### What to do
Across the entries below, count the lines that contain the word "title" and reply with that number only.
_ _ _ _ _
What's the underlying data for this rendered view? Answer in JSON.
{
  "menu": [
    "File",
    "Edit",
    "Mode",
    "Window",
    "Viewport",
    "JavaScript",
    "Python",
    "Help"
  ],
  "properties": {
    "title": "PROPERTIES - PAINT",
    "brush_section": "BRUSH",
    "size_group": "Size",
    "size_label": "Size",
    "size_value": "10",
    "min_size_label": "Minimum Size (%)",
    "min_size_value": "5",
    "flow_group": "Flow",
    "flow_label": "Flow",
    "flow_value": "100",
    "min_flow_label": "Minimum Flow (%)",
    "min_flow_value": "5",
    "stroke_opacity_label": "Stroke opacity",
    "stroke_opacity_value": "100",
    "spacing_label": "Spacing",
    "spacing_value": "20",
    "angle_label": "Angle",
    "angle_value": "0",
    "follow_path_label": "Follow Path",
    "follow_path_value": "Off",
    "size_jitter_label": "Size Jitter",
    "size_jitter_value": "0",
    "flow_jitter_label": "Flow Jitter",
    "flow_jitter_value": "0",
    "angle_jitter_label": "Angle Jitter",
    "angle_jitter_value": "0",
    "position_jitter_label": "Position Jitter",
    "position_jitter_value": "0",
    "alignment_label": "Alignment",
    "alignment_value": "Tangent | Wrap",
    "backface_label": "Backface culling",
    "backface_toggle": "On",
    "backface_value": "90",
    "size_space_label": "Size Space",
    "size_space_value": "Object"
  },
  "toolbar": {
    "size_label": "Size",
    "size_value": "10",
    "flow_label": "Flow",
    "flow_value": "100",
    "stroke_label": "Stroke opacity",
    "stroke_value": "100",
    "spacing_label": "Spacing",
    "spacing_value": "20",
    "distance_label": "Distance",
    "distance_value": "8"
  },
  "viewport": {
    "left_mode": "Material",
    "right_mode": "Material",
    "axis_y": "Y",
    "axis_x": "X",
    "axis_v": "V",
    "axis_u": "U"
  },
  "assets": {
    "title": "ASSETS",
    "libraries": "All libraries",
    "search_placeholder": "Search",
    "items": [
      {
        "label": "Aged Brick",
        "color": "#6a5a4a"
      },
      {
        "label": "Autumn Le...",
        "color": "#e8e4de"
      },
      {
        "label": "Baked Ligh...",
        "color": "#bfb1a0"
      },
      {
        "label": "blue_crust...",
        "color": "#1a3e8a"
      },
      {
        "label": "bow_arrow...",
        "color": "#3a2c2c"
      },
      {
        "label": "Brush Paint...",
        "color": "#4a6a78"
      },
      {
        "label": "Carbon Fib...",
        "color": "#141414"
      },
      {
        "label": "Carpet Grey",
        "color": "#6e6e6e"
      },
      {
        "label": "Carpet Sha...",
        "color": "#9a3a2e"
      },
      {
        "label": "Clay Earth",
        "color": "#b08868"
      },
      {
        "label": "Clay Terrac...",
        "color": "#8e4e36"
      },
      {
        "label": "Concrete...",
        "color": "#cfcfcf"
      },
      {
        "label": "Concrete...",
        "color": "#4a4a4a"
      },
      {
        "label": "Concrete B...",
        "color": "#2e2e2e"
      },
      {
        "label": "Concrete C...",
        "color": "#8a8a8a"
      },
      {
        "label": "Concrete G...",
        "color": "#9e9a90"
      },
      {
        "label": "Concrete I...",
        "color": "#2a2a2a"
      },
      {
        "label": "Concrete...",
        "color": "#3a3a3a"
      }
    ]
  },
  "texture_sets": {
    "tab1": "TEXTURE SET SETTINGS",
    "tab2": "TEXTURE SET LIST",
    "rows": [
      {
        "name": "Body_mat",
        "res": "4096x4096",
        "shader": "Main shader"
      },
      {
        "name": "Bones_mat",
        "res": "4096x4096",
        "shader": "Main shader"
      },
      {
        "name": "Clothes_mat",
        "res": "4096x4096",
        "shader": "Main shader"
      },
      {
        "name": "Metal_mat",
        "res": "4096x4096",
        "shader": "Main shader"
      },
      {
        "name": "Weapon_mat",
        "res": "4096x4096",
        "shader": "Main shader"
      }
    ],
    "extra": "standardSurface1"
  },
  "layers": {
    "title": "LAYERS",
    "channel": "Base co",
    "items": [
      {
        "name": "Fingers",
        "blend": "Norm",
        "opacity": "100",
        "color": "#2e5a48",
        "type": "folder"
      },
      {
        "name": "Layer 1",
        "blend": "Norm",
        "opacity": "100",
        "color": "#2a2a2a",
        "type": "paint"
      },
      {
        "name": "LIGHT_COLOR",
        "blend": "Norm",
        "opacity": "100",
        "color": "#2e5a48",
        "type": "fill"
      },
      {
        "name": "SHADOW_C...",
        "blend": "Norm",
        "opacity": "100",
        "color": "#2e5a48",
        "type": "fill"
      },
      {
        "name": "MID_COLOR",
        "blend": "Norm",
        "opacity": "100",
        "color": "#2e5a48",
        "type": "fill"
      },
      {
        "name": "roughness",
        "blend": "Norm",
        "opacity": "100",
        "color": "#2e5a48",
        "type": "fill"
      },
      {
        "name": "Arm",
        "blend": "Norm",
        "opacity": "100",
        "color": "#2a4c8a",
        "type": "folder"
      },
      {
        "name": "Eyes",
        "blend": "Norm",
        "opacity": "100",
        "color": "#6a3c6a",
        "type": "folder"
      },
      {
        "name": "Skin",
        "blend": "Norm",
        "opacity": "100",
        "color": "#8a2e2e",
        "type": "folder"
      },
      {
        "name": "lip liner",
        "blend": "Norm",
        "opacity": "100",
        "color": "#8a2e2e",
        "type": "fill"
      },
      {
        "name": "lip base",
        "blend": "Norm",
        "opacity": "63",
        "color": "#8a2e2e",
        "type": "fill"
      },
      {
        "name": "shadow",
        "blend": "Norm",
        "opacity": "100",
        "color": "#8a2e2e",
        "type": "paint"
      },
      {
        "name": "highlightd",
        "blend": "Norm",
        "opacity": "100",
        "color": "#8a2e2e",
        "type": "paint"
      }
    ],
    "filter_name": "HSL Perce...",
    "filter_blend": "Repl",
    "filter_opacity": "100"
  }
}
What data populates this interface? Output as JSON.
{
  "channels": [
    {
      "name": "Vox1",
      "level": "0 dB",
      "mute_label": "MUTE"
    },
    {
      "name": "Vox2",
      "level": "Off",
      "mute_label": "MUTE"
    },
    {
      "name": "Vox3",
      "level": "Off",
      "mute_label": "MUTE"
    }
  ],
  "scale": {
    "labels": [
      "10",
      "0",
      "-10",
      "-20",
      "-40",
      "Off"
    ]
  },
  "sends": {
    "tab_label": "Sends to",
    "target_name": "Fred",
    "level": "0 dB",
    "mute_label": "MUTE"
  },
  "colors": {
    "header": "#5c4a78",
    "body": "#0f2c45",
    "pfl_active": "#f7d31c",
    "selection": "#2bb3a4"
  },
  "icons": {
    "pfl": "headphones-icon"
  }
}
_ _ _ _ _
### Answer for the task
3